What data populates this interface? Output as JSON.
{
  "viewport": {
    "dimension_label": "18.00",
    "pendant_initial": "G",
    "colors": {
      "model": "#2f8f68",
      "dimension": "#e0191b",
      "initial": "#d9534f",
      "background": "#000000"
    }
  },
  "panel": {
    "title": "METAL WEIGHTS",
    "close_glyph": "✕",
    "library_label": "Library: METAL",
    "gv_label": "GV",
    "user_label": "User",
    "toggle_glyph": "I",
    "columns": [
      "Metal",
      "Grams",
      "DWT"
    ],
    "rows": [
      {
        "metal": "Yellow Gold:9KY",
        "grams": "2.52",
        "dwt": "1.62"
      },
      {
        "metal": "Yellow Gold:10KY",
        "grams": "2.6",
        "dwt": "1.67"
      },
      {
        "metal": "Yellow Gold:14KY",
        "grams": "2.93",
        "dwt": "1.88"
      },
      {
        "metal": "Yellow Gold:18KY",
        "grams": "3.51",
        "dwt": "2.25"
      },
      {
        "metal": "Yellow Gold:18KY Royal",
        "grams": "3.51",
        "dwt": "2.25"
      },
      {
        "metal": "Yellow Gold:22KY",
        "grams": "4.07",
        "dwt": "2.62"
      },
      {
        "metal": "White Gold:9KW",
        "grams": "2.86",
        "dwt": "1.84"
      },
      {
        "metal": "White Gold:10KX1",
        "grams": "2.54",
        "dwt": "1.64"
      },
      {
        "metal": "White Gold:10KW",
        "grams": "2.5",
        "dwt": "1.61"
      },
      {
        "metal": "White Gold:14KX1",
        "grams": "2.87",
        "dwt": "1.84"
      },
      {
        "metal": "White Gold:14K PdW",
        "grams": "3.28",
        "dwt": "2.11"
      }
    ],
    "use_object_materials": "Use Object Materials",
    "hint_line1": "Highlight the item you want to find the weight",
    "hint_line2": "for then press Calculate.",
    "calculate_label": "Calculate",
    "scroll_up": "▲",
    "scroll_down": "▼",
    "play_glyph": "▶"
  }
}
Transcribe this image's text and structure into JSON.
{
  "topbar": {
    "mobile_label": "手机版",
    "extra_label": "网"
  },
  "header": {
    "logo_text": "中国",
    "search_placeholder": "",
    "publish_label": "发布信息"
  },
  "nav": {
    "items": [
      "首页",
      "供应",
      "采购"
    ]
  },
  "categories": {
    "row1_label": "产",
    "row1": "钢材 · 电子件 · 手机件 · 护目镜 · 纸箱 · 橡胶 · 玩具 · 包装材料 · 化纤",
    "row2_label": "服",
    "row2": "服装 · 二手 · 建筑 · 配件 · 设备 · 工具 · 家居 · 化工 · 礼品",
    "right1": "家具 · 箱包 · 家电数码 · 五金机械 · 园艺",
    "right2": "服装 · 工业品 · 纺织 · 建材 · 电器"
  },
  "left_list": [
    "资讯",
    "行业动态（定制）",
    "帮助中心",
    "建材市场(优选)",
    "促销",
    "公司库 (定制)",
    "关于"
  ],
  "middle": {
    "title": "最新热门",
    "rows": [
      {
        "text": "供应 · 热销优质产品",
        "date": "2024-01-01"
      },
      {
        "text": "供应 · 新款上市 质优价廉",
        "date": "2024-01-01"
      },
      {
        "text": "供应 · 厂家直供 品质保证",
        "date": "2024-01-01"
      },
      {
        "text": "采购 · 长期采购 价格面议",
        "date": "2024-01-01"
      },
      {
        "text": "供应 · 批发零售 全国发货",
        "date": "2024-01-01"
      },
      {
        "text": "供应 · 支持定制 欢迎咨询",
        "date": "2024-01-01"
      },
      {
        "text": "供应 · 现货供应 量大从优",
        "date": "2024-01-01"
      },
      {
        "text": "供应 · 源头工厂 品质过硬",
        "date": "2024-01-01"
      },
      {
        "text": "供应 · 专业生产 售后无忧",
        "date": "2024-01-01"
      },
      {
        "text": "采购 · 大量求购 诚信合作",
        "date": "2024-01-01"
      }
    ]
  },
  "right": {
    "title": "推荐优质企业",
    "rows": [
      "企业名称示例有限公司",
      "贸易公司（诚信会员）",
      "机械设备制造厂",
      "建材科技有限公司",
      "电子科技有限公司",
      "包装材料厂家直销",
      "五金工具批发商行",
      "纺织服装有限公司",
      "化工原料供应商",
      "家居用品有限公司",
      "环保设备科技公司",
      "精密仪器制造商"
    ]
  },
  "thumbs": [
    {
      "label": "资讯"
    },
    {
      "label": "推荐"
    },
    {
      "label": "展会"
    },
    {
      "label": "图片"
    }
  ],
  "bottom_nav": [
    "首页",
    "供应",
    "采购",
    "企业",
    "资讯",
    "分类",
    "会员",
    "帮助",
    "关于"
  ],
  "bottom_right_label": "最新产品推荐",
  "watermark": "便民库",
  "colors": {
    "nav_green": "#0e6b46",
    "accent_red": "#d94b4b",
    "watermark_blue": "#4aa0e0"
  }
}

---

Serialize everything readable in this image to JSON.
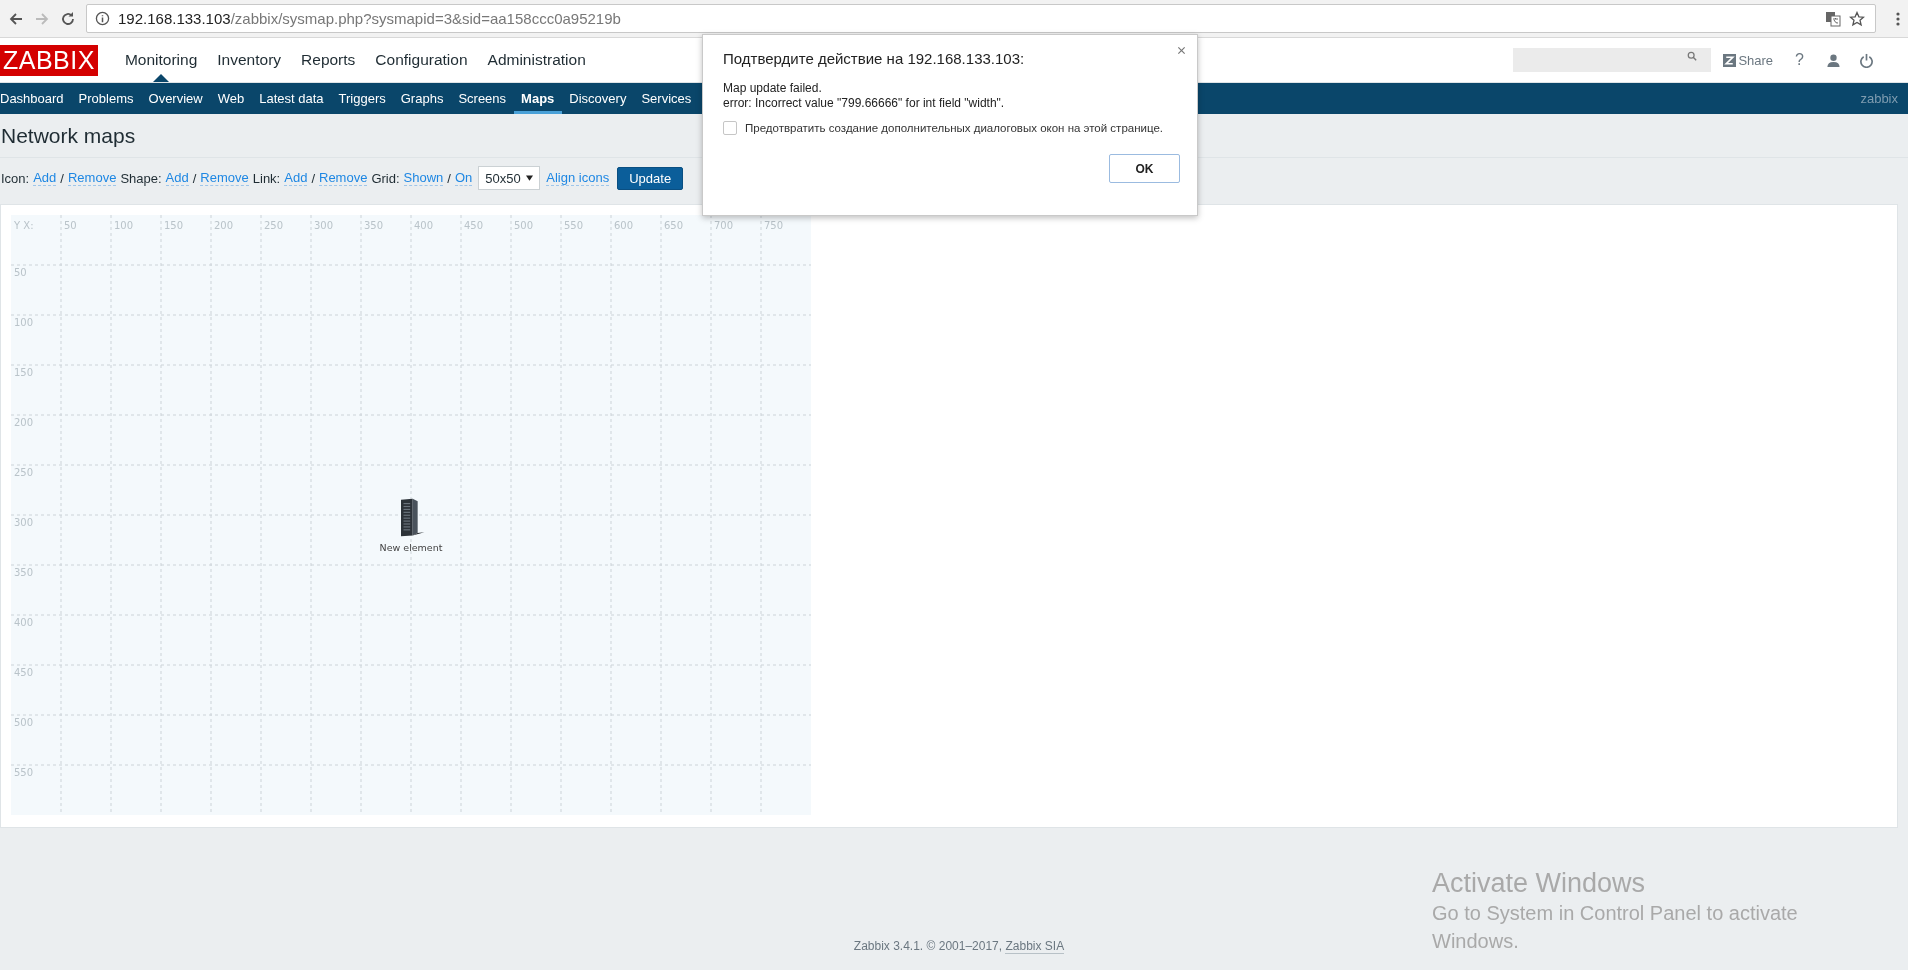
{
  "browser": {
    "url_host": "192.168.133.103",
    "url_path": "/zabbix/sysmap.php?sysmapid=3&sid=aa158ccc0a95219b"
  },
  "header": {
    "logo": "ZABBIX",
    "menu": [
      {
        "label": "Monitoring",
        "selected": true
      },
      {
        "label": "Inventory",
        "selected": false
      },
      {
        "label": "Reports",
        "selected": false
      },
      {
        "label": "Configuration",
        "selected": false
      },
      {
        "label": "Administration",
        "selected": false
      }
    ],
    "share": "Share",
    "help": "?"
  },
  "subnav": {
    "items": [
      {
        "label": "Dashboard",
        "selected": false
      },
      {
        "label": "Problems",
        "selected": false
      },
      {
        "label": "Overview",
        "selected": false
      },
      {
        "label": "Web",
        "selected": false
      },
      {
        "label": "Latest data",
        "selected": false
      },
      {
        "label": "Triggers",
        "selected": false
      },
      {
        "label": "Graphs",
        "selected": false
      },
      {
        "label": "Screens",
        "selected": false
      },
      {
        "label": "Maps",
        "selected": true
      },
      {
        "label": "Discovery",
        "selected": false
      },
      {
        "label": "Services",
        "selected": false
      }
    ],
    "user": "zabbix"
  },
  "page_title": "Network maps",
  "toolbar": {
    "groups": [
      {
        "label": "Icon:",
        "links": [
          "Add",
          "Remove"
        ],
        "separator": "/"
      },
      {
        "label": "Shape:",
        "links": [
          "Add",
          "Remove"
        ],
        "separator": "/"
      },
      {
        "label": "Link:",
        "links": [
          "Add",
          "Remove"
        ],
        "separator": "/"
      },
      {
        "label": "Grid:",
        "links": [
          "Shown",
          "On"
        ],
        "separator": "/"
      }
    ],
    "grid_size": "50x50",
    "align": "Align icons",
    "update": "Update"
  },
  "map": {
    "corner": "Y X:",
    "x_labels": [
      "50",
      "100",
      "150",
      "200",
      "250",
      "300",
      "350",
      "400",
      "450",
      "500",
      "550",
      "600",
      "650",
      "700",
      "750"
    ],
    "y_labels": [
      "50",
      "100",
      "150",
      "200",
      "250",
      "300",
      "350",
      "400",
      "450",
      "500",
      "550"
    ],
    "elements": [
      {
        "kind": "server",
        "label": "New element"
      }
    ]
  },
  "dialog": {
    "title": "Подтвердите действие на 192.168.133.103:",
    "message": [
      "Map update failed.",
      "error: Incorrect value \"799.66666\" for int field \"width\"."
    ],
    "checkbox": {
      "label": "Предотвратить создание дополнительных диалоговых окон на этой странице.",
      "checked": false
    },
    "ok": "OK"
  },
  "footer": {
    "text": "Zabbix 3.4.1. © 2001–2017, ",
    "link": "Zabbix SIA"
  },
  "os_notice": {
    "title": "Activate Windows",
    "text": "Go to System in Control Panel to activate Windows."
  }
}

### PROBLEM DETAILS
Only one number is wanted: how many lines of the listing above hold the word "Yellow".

### SOLUTION TO THIS TASK
6